━━━━━ Input for this task

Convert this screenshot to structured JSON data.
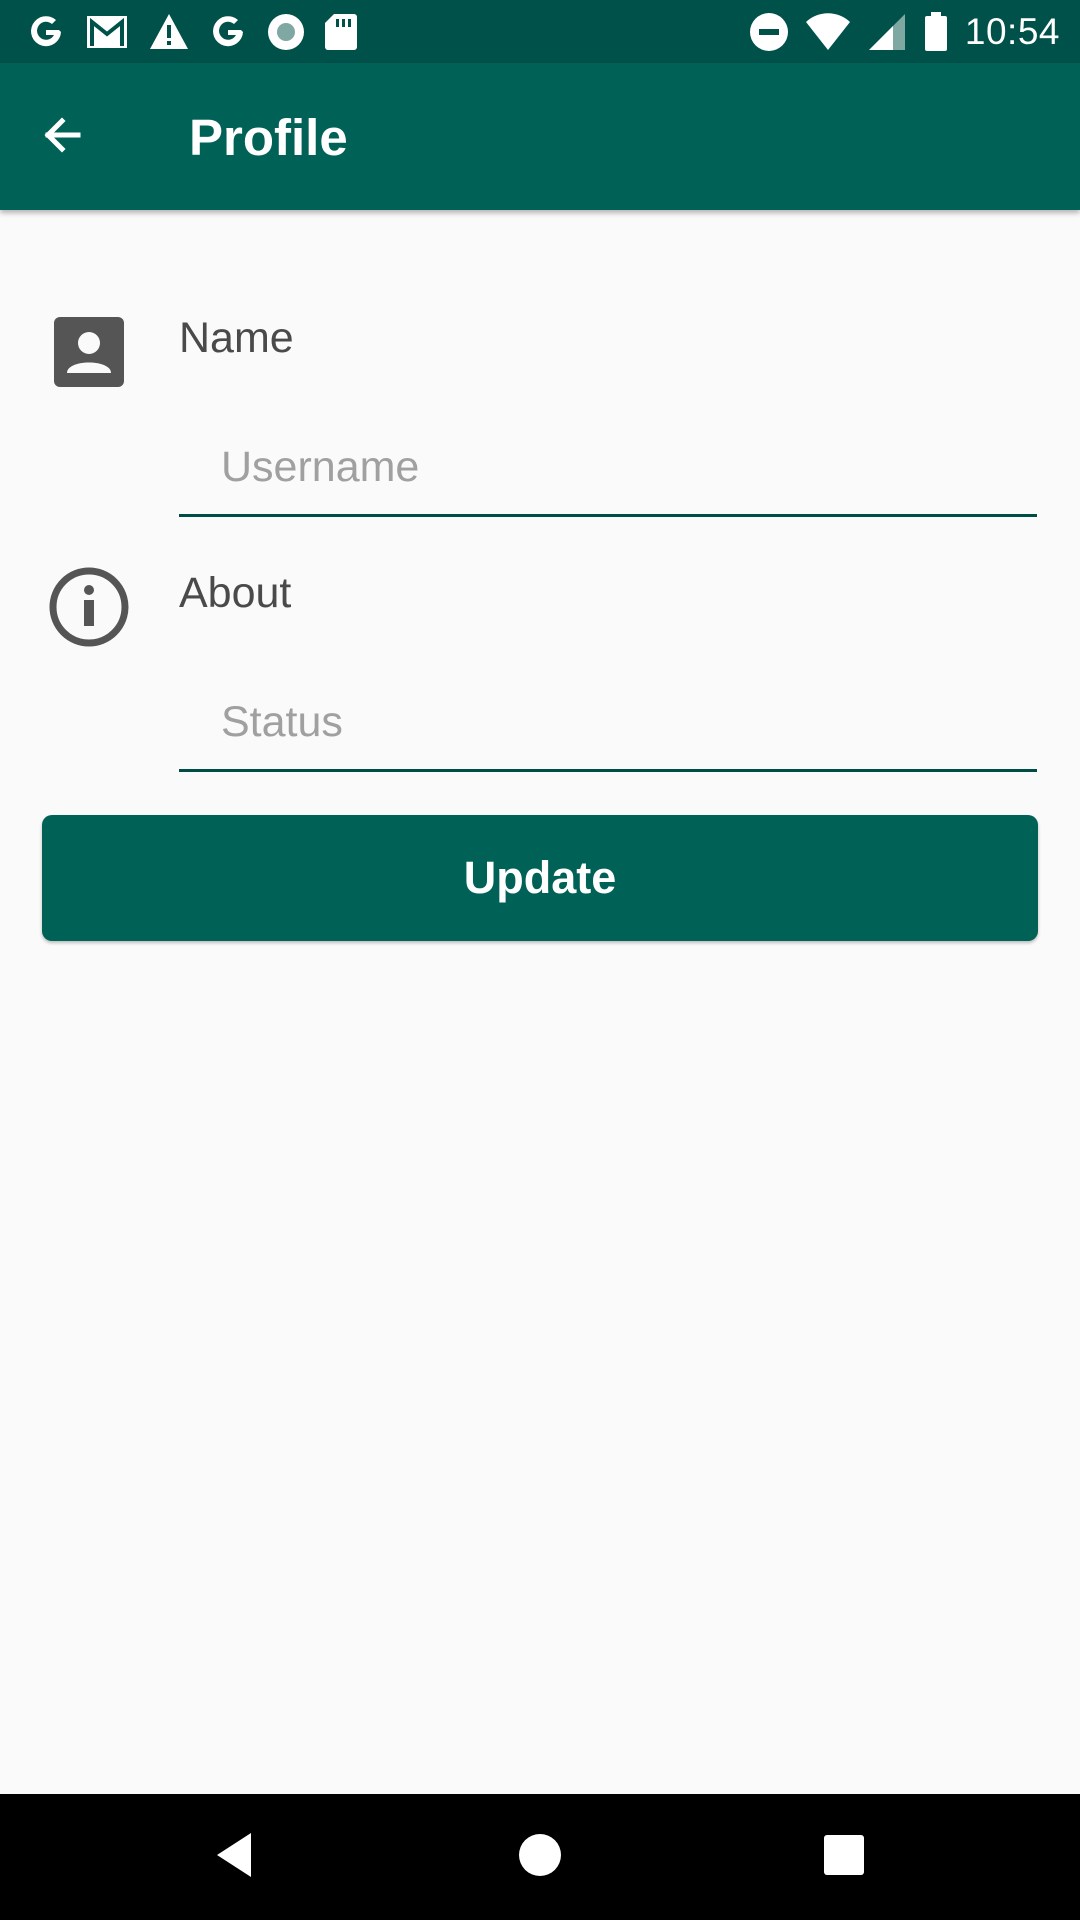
{
  "status_bar": {
    "time": "10:54",
    "left_icons": [
      "google-icon",
      "gmail-icon",
      "warning-icon",
      "google-icon",
      "record-icon",
      "sd-card-icon"
    ],
    "right_icons": [
      "do-not-disturb-icon",
      "wifi-icon",
      "cell-signal-icon",
      "battery-icon"
    ]
  },
  "app_bar": {
    "title": "Profile",
    "back_icon": "arrow-back-icon",
    "background_color": "#006257"
  },
  "form": {
    "name": {
      "label": "Name",
      "placeholder": "Username",
      "value": "",
      "icon": "contact-card-icon"
    },
    "about": {
      "label": "About",
      "placeholder": "Status",
      "value": "",
      "icon": "info-icon"
    },
    "update_button_label": "Update"
  },
  "nav_bar": {
    "buttons": [
      "back-triangle-icon",
      "home-circle-icon",
      "recents-square-icon"
    ]
  },
  "colors": {
    "status_bar": "#00514a",
    "primary": "#006257",
    "background": "#fafafa"
  }
}
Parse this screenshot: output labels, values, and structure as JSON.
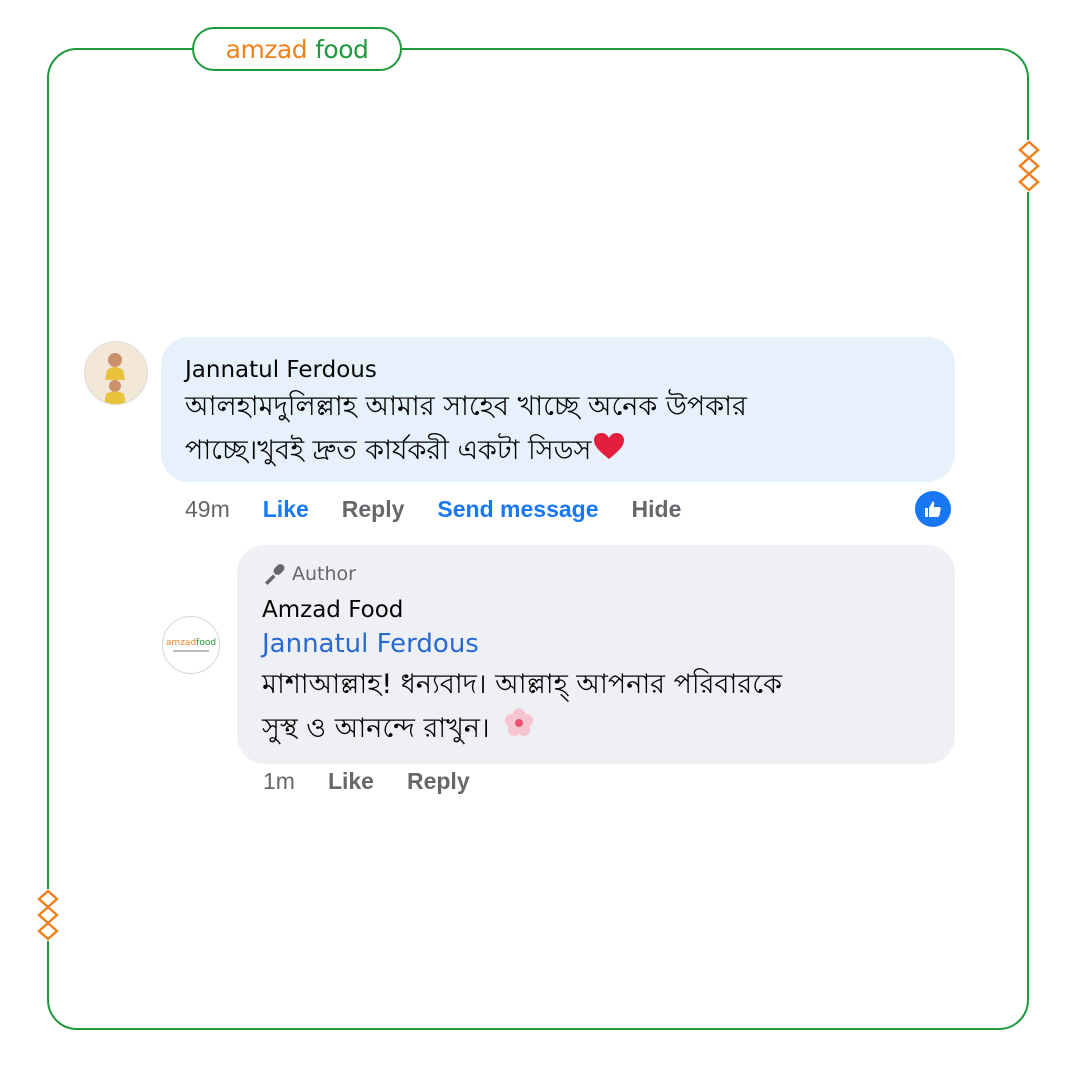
{
  "brand": {
    "logo_part1": "amzad",
    "logo_part2": "food"
  },
  "colors": {
    "frame_green": "#1e9a3c",
    "brand_orange": "#f0821e",
    "link_blue": "#1877f2",
    "mention_blue": "#2a6ad0"
  },
  "comment": {
    "author": "Jannatul Ferdous",
    "text_line1": "আলহামদুলিল্লাহ আমার সাহেব খাচ্ছে অনেক উপকার",
    "text_line2": "পাচ্ছে।খুবই দ্রুত কার্যকরী একটা সিডস",
    "emoji": "heart-emoji",
    "time": "49m",
    "actions": {
      "like": "Like",
      "reply": "Reply",
      "send_message": "Send message",
      "hide": "Hide"
    },
    "reaction": "like-icon"
  },
  "reply": {
    "badge": "Author",
    "author": "Amzad Food",
    "mention": "Jannatul Ferdous",
    "text_line1": "মাশাআল্লাহ! ধন্যবাদ। আল্লাহ্ আপনার পরিবারকে",
    "text_line2": "সুস্থ ও আনন্দে রাখুন।",
    "emoji": "cherry-blossom-emoji",
    "time": "1m",
    "actions": {
      "like": "Like",
      "reply": "Reply"
    }
  }
}
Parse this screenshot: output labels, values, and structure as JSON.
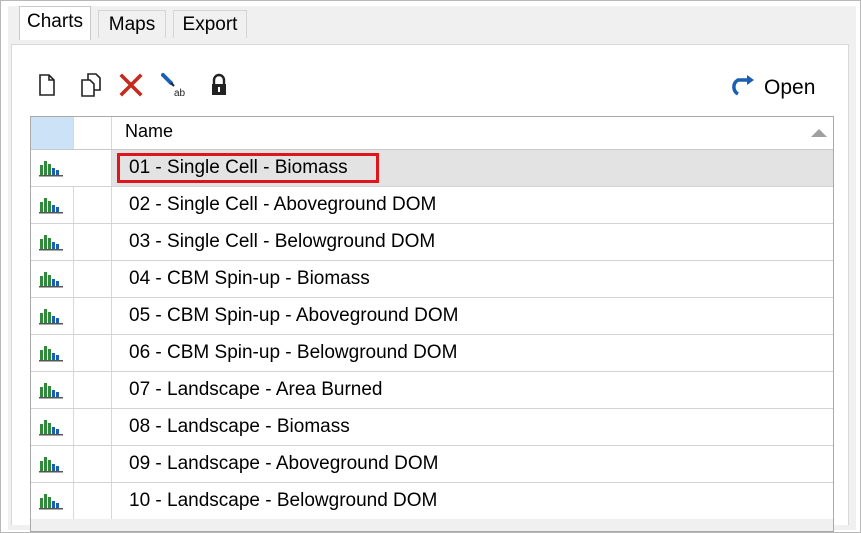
{
  "tabs": [
    {
      "label": "Charts",
      "active": true
    },
    {
      "label": "Maps",
      "active": false
    },
    {
      "label": "Export",
      "active": false
    }
  ],
  "toolbar": {
    "icons": [
      "new-document-icon",
      "copy-icon",
      "delete-icon",
      "rename-icon",
      "lock-icon"
    ],
    "open_label": "Open",
    "open_icon": "redo-arrow-icon"
  },
  "grid": {
    "column_header": "Name",
    "sort": "ascending",
    "rows": [
      {
        "name": "01 - Single Cell - Biomass",
        "selected": true
      },
      {
        "name": "02 - Single Cell - Aboveground DOM"
      },
      {
        "name": "03 - Single Cell - Belowground DOM"
      },
      {
        "name": "04 - CBM Spin-up - Biomass"
      },
      {
        "name": "05 - CBM Spin-up - Aboveground DOM"
      },
      {
        "name": "06 - CBM Spin-up - Belowground DOM"
      },
      {
        "name": "07 - Landscape - Area Burned"
      },
      {
        "name": "08 - Landscape - Biomass"
      },
      {
        "name": "09 - Landscape - Aboveground DOM"
      },
      {
        "name": "10 - Landscape - Belowground DOM"
      }
    ]
  },
  "colors": {
    "highlight": "#e0151b",
    "delete": "#c42b1c",
    "open_arrow": "#1a5fb4",
    "header_selection": "#cce3f7"
  }
}
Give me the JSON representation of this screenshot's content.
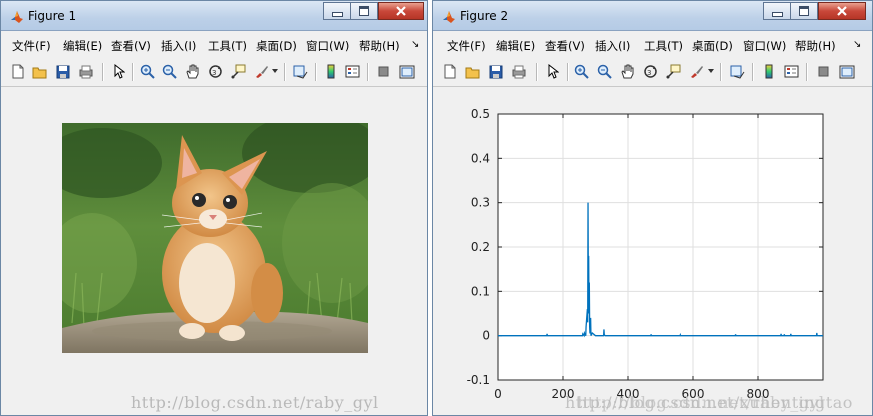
{
  "figure1": {
    "title": "Figure 1",
    "menu": [
      "文件(F)",
      "编辑(E)",
      "查看(V)",
      "插入(I)",
      "工具(T)",
      "桌面(D)",
      "窗口(W)",
      "帮助(H)"
    ],
    "watermark": "http://blog.csdn.net/raby_gyl"
  },
  "figure2": {
    "title": "Figure 2",
    "menu": [
      "文件(F)",
      "编辑(E)",
      "查看(V)",
      "插入(I)",
      "工具(T)",
      "桌面(D)",
      "窗口(W)",
      "帮助(H)"
    ],
    "watermark1": "http://blog.csdn.net/xuhentingtao",
    "watermark2": "http://blog.csdn.net/raby_gyl"
  },
  "colors": {
    "line": "#0072bd",
    "grid": "#dfdfdf",
    "axes_bg": "#ffffff",
    "window_bg": "#f0f0f0"
  },
  "icons": [
    "new-file",
    "open-folder",
    "save",
    "print",
    "pointer",
    "zoom-in",
    "zoom-out",
    "pan-hand",
    "rotate-3d",
    "data-cursor",
    "brush",
    "link-plot",
    "colorbar",
    "legend",
    "hide-plot-tools",
    "show-plot-tools"
  ],
  "chart_data": {
    "type": "line",
    "title": "",
    "xlabel": "",
    "ylabel": "",
    "xlim": [
      0,
      1000
    ],
    "ylim": [
      -0.1,
      0.5
    ],
    "xticks": [
      0,
      200,
      400,
      600,
      800
    ],
    "yticks": [
      -0.1,
      0,
      0.1,
      0.2,
      0.3,
      0.4,
      0.5
    ],
    "grid": true,
    "series": [
      {
        "x": [
          0,
          150,
          151,
          152,
          260,
          261,
          265,
          266,
          270,
          271,
          275,
          276,
          277,
          278,
          279,
          280,
          281,
          282,
          283,
          285,
          286,
          290,
          300,
          325,
          326,
          327,
          330,
          470,
          471,
          472,
          560,
          561,
          562,
          730,
          731,
          732,
          870,
          871,
          872,
          880,
          881,
          882,
          900,
          901,
          902,
          980,
          981,
          982,
          1000
        ],
        "y": [
          0,
          0,
          0.004,
          0,
          0,
          0.004,
          0,
          0.006,
          0,
          0.02,
          0.06,
          0.03,
          0.3,
          0.1,
          0.18,
          0.05,
          0.12,
          0.02,
          0.005,
          0.04,
          0,
          0.006,
          0,
          0,
          0.014,
          0.002,
          0,
          0,
          0.003,
          0,
          0,
          0.002,
          0,
          0,
          0.003,
          0,
          0,
          0.004,
          0,
          0,
          0.003,
          0,
          0,
          0.004,
          0,
          0,
          0.006,
          0,
          0
        ]
      }
    ]
  }
}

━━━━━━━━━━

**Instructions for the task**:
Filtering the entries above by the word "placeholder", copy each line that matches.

**Written reply**:
      "placeholder": "Username",
      "placeholder": "Status",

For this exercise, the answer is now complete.